Robert L. Domoguen

IN HIGH school, I have been traveling to the lowlands to visit relatives and/or work there. Later, after college, I worked in Metro Manila for a couple of years. My forays in the lowlands during those early years informed me there is no better place to settle in and call home for the rest of my life than the mountains.

There are several reasons why I love to live the rest of life in the mountains. Those who love mountains would know why?

I realize people say they love mountains by climbing them. To reach the top of a mountain, measure its heights and declare how low it was showcases a thirst for conquest and accomplishment. That is how stories of mountain climbing come across most times. It does not talk about being in love but about a life that gets or not, generates trash piles up in our mountains.

You do not truly know and love mountains until you live in them, and vice versa, they are in you.

Perhaps, your first encounter with mountains is by looking at them from a distance. The experience may give you the impression that they are unyielding, arrogant, even intimidating. They are all of the above and more.

The mountains are as old as time. In the on-going struggle to dominate and conquer mountains, humanity is succeeding at great cost. We are losing the great life that it once sustained. It continues to validate an ancient observation: “Mountains make people humble and shows them how to deal with overconfidence.”

Throughout time, people learned the importance of mountains to their existence. Resorts can be built on their backs for tourism. The rivers in the mountains can be dammed for power and other industrial uses, trees could be logged, and a wealth of resources deposited in their bowels can be mined.

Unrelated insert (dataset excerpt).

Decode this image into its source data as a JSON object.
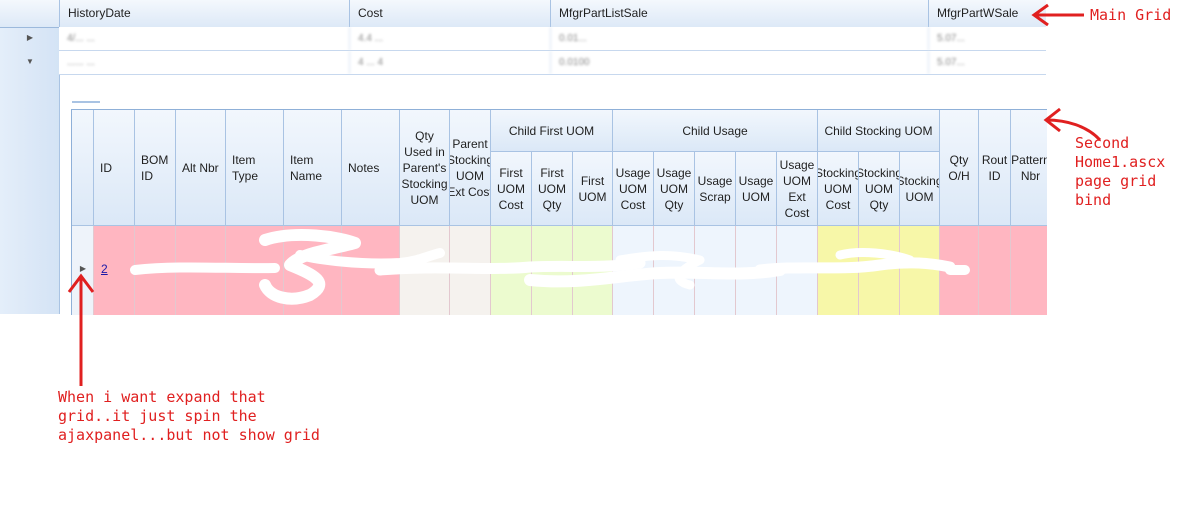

Macli-ing Dulag, a mountain tribe chieftain could not believe what the educated and rulers of the land in his time were claiming about the mountains belonging to them or the government that they represent. You can manipulate all mysteries and all knowledge with the might of the nation behind you to move or own the mountains. The reverse is closer to the truth which made Dulag and his followers to stage their revolt for as long as the mountains tower to the heavens.

When it comes to mountains, I am rather religious than anything else. With Anatoli Boukreev, I say, “mountains are not stadiums where I satisfy my ambition to achieve. They are the cathedrals where I practice my religion.”

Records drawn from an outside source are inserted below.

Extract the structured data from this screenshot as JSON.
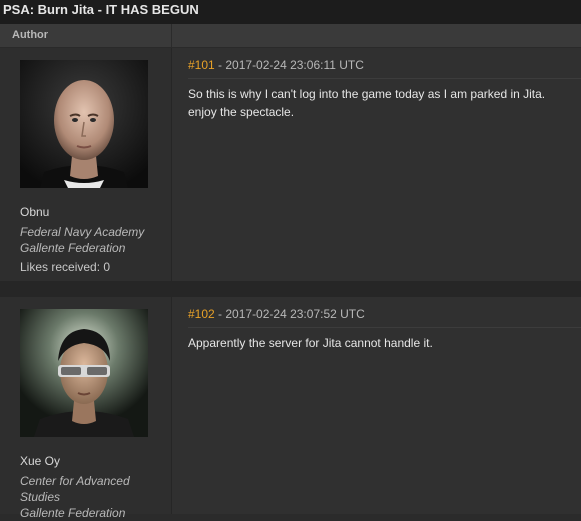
{
  "thread": {
    "title": "PSA: Burn Jita - IT HAS BEGUN"
  },
  "header": {
    "author_label": "Author"
  },
  "posts": [
    {
      "author": "Obnu",
      "corp": "Federal Navy Academy",
      "alliance": "Gallente Federation",
      "likes": "Likes received: 0",
      "number": "#101",
      "timestamp": " - 2017-02-24 23:06:11 UTC",
      "text": "So this is why I can't log into the game today as I am parked in Jita. \nenjoy the spectacle."
    },
    {
      "author": "Xue Oy",
      "corp": "Center for Advanced Studies",
      "alliance": "Gallente Federation",
      "number": "#102",
      "timestamp": " - 2017-02-24 23:07:52 UTC",
      "text": "Apparently the server for Jita cannot handle it."
    }
  ],
  "colors": {
    "post_number": "#e8a128",
    "background": "#2b2b2b"
  }
}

Fellow mountain man, John Muir’s outlook of these majestic structures is the best so far. He sees mountains inside of him, “kindling enthusiasm, making every nerve quiver, filling every pore and cell…” He said it first before I was born. “The mountains are home.”

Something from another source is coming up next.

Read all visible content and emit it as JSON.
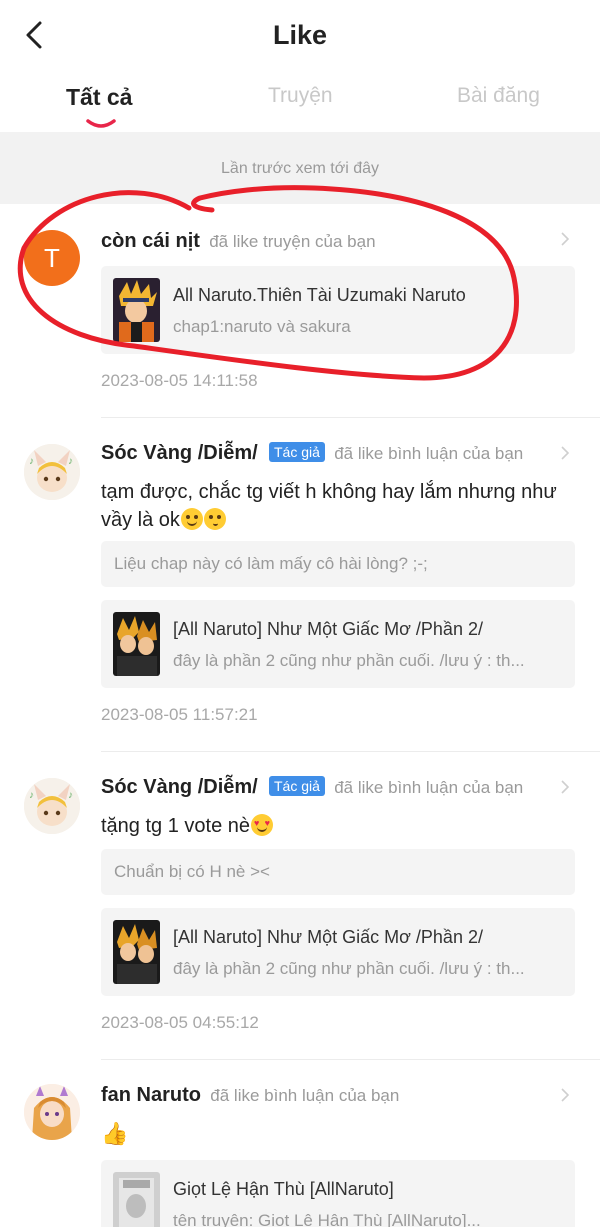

Like Muir, the ancient Igorots called the Cordillera mountain ranges home and did better. Muir was a mountain lover but more of an explorer, a mountain climber and a tourist than a mountain man.

As a child I spent summer vacations deep in an interior village in Sagada, Mountain Province with my grandparents. There were no electricity and other modern convenience then but we were self-sufficient. There were varieties of food and fruits harvested from the mountain and the forest sustained the sweet pure water that we drink and irrigated the rice terraces and patches of gardens where legumes and other vegetables were grown. Those early childhood experiences rooted my love of mountains that survive until today.

These days, the early village life in our mountains is hardly encountered. I wish I can yet visit one mountain village where the memories and feelings of youth in my grandparent’s house could come flooding back. I refer of course to unspoiled nature and the different fragrances it brings depending on the seasons and forest blooms, the characteristically fresh mountain air intermingled with the scent of rising clouds from the shrub and tree lines, the endless beauty in the green horizon and among living creatures that makes a boy wonder or sets him on a daily exploration with life and the environment.

In spite of the tales about head hunting in those days, I found life among the tribes, who gather during social events, more peaceful and less worrisome than now. In those early years, free safe food found on the forest floor, among the trees, rivers, and creeks to include mushrooms, fruits, and vegetables were abundant. The rice food production areas do not only produce grains, but shells, fishes, fern vegetables, crabs and frogs. They are also visited by all kinds of migratory and native birds. Life then was healthier in so many ways, even without health professionals, clinics or hospitals.

That was mountain life for mountain folks then. They truly love the mountains and rolling hills by caressing it with their natural agricultural knowledge and management system. Theirs was a life that preserved the natural resources, not just to get, plunder or poison it, which is sadly the case now.

To get into the future of mountain living, we may have to return to the beginning once more, and like T.S. Eliot, move on from this end as the beginning, and so sing well these lines from the traditional children’s song, “I love the Mountains.”

“We walk together.

Hike by the quiet stream.

Watch for the sunrise.

Breathing the air so clean.

When we're together,

Sharing our fondest dreams.”